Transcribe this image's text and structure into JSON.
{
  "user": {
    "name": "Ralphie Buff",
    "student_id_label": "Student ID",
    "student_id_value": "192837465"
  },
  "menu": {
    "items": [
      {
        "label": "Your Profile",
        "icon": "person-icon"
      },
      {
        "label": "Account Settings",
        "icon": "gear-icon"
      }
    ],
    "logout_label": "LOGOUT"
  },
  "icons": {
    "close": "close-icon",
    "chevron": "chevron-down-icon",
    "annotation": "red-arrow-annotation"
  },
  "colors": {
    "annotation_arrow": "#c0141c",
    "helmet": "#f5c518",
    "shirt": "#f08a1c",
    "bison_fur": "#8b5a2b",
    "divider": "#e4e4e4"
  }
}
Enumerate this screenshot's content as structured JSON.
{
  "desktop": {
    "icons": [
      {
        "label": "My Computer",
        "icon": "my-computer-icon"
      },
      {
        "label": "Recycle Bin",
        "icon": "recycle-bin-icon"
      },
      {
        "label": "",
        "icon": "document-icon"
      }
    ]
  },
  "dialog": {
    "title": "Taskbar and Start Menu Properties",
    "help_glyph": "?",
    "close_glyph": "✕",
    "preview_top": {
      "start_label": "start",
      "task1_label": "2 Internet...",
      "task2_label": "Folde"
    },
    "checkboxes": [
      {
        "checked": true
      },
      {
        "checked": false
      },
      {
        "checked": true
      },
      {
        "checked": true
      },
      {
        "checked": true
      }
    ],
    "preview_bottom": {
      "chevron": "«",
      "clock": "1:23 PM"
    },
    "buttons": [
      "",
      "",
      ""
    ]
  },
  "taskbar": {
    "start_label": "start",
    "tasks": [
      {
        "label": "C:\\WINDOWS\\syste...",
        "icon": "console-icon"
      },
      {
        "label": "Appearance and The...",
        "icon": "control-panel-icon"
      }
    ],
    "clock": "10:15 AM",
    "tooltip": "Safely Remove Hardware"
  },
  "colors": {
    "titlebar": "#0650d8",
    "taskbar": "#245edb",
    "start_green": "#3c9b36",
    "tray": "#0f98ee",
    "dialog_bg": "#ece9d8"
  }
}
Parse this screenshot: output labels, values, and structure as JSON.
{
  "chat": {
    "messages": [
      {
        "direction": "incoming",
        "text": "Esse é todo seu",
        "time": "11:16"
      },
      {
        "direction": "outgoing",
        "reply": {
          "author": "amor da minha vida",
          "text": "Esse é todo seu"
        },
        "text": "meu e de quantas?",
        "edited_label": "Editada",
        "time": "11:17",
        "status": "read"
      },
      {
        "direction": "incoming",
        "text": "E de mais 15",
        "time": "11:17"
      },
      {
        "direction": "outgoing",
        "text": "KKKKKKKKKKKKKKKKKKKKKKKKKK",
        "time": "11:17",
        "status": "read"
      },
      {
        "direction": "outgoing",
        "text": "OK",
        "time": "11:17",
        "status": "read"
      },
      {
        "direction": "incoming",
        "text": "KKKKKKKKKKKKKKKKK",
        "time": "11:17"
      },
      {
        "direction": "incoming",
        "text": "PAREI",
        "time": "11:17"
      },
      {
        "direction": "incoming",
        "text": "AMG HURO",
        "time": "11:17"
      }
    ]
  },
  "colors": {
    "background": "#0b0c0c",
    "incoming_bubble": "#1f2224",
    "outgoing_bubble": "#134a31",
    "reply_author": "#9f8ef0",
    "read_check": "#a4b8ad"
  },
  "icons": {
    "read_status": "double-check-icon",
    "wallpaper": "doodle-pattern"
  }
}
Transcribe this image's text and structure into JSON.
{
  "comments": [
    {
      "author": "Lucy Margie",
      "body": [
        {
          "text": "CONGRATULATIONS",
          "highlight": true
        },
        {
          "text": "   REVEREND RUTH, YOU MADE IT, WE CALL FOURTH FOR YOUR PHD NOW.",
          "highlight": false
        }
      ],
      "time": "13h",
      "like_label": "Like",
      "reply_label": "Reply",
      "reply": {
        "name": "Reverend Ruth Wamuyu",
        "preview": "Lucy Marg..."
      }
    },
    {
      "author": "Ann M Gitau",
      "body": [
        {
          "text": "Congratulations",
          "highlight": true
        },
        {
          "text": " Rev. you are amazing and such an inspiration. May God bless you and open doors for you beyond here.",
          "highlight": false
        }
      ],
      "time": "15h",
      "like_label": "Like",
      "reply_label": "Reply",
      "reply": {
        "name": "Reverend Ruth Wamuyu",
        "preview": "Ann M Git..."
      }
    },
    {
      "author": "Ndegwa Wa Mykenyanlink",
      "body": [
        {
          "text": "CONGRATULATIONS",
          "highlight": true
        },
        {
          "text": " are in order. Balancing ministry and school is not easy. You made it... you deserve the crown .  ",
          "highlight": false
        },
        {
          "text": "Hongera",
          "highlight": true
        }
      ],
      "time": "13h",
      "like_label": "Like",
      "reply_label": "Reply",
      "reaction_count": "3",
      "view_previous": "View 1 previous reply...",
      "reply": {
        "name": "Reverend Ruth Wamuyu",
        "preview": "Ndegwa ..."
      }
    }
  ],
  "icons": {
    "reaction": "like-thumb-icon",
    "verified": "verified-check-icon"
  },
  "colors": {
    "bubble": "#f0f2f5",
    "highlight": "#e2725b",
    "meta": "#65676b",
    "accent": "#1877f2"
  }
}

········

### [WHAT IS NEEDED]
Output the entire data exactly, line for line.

### [RESPONSE BOX]
Transcribe this image's text and structure into JSON.
{
  "user": {
    "name": "Ralphie Buff",
    "student_id_label": "Student ID",
    "student_id_value": "192837465"
  },
  "menu": {
    "items": [
      {
        "label": "Your Profile",
        "icon": "person-icon"
      },
      {
        "label": "Account Settings",
        "icon": "gear-icon"
      }
    ],
    "logout_label": "LOGOUT"
  },
  "icons": {
    "close": "close-icon",
    "chevron": "chevron-down-icon",
    "annotation": "red-arrow-annotation"
  },
  "colors": {
    "annotation_arrow": "#c0141c",
    "helmet": "#f5c518",
    "shirt": "#f08a1c",
    "bison_fur": "#8b5a2b",
    "divider": "#e4e4e4"
  }
}
Enumerate this screenshot's content as structured JSON.
{
  "desktop": {
    "icons": [
      {
        "label": "My Computer",
        "icon": "my-computer-icon"
      },
      {
        "label": "Recycle Bin",
        "icon": "recycle-bin-icon"
      },
      {
        "label": "",
        "icon": "document-icon"
      }
    ]
  },
  "dialog": {
    "title": "Taskbar and Start Menu Properties",
    "help_glyph": "?",
    "close_glyph": "✕",
    "preview_top": {
      "start_label": "start",
      "task1_label": "2 Internet...",
      "task2_label": "Folde"
    },
    "checkboxes": [
      {
        "checked": true
      },
      {
        "checked": false
      },
      {
        "checked": true
      },
      {
        "checked": true
      },
      {
        "checked": true
      }
    ],
    "preview_bottom": {
      "chevron": "«",
      "clock": "1:23 PM"
    },
    "buttons": [
      "",
      "",
      ""
    ]
  },
  "taskbar": {
    "start_label": "start",
    "tasks": [
      {
        "label": "C:\\WINDOWS\\syste...",
        "icon": "console-icon"
      },
      {
        "label": "Appearance and The...",
        "icon": "control-panel-icon"
      }
    ],
    "clock": "10:15 AM",
    "tooltip": "Safely Remove Hardware"
  },
  "colors": {
    "titlebar": "#0650d8",
    "taskbar": "#245edb",
    "start_green": "#3c9b36",
    "tray": "#0f98ee",
    "dialog_bg": "#ece9d8"
  }
}
Parse this screenshot: output labels, values, and structure as JSON.
{
  "chat": {
    "messages": [
      {
        "direction": "incoming",
        "text": "Esse é todo seu",
        "time": "11:16"
      },
      {
        "direction": "outgoing",
        "reply": {
          "author": "amor da minha vida",
          "text": "Esse é todo seu"
        },
        "text": "meu e de quantas?",
        "edited_label": "Editada",
        "time": "11:17",
        "status": "read"
      },
      {
        "direction": "incoming",
        "text": "E de mais 15",
        "time": "11:17"
      },
      {
        "direction": "outgoing",
        "text": "KKKKKKKKKKKKKKKKKKKKKKKKKK",
        "time": "11:17",
        "status": "read"
      },
      {
        "direction": "outgoing",
        "text": "OK",
        "time": "11:17",
        "status": "read"
      },
      {
        "direction": "incoming",
        "text": "KKKKKKKKKKKKKKKKK",
        "time": "11:17"
      },
      {
        "direction": "incoming",
        "text": "PAREI",
        "time": "11:17"
      },
      {
        "direction": "incoming",
        "text": "AMG HURO",
        "time": "11:17"
      }
    ]
  },
  "colors": {
    "background": "#0b0c0c",
    "incoming_bubble": "#1f2224",
    "outgoing_bubble": "#134a31",
    "reply_author": "#9f8ef0",
    "read_check": "#a4b8ad"
  },
  "icons": {
    "read_status": "double-check-icon",
    "wallpaper": "doodle-pattern"
  }
}
Transcribe this image's text and structure into JSON.
{
  "comments": [
    {
      "author": "Lucy Margie",
      "body": [
        {
          "text": "CONGRATULATIONS",
          "highlight": true
        },
        {
          "text": "   REVEREND RUTH, YOU MADE IT, WE CALL FOURTH FOR YOUR PHD NOW.",
          "highlight": false
        }
      ],
      "time": "13h",
      "like_label": "Like",
      "reply_label": "Reply",
      "reply": {
        "name": "Reverend Ruth Wamuyu",
        "preview": "Lucy Marg..."
      }
    },
    {
      "author": "Ann M Gitau",
      "body": [
        {
          "text": "Congratulations",
          "highlight": true
        },
        {
          "text": " Rev. you are amazing and such an inspiration. May God bless you and open doors for you beyond here.",
          "highlight": false
        }
      ],
      "time": "15h",
      "like_label": "Like",
      "reply_label": "Reply",
      "reply": {
        "name": "Reverend Ruth Wamuyu",
        "preview": "Ann M Git..."
      }
    },
    {
      "author": "Ndegwa Wa Mykenyanlink",
      "body": [
        {
          "text": "CONGRATULATIONS",
          "highlight": true
        },
        {
          "text": " are in order. Balancing ministry and school is not easy. You made it... you deserve the crown .  ",
          "highlight": false
        },
        {
          "text": "Hongera",
          "highlight": true
        }
      ],
      "time": "13h",
      "like_label": "Like",
      "reply_label": "Reply",
      "reaction_count": "3",
      "view_previous": "View 1 previous reply...",
      "reply": {
        "name": "Reverend Ruth Wamuyu",
        "preview": "Ndegwa ..."
      }
    }
  ],
  "icons": {
    "reaction": "like-thumb-icon",
    "verified": "verified-check-icon"
  },
  "colors": {
    "bubble": "#f0f2f5",
    "highlight": "#e2725b",
    "meta": "#65676b",
    "accent": "#1877f2"
  }
}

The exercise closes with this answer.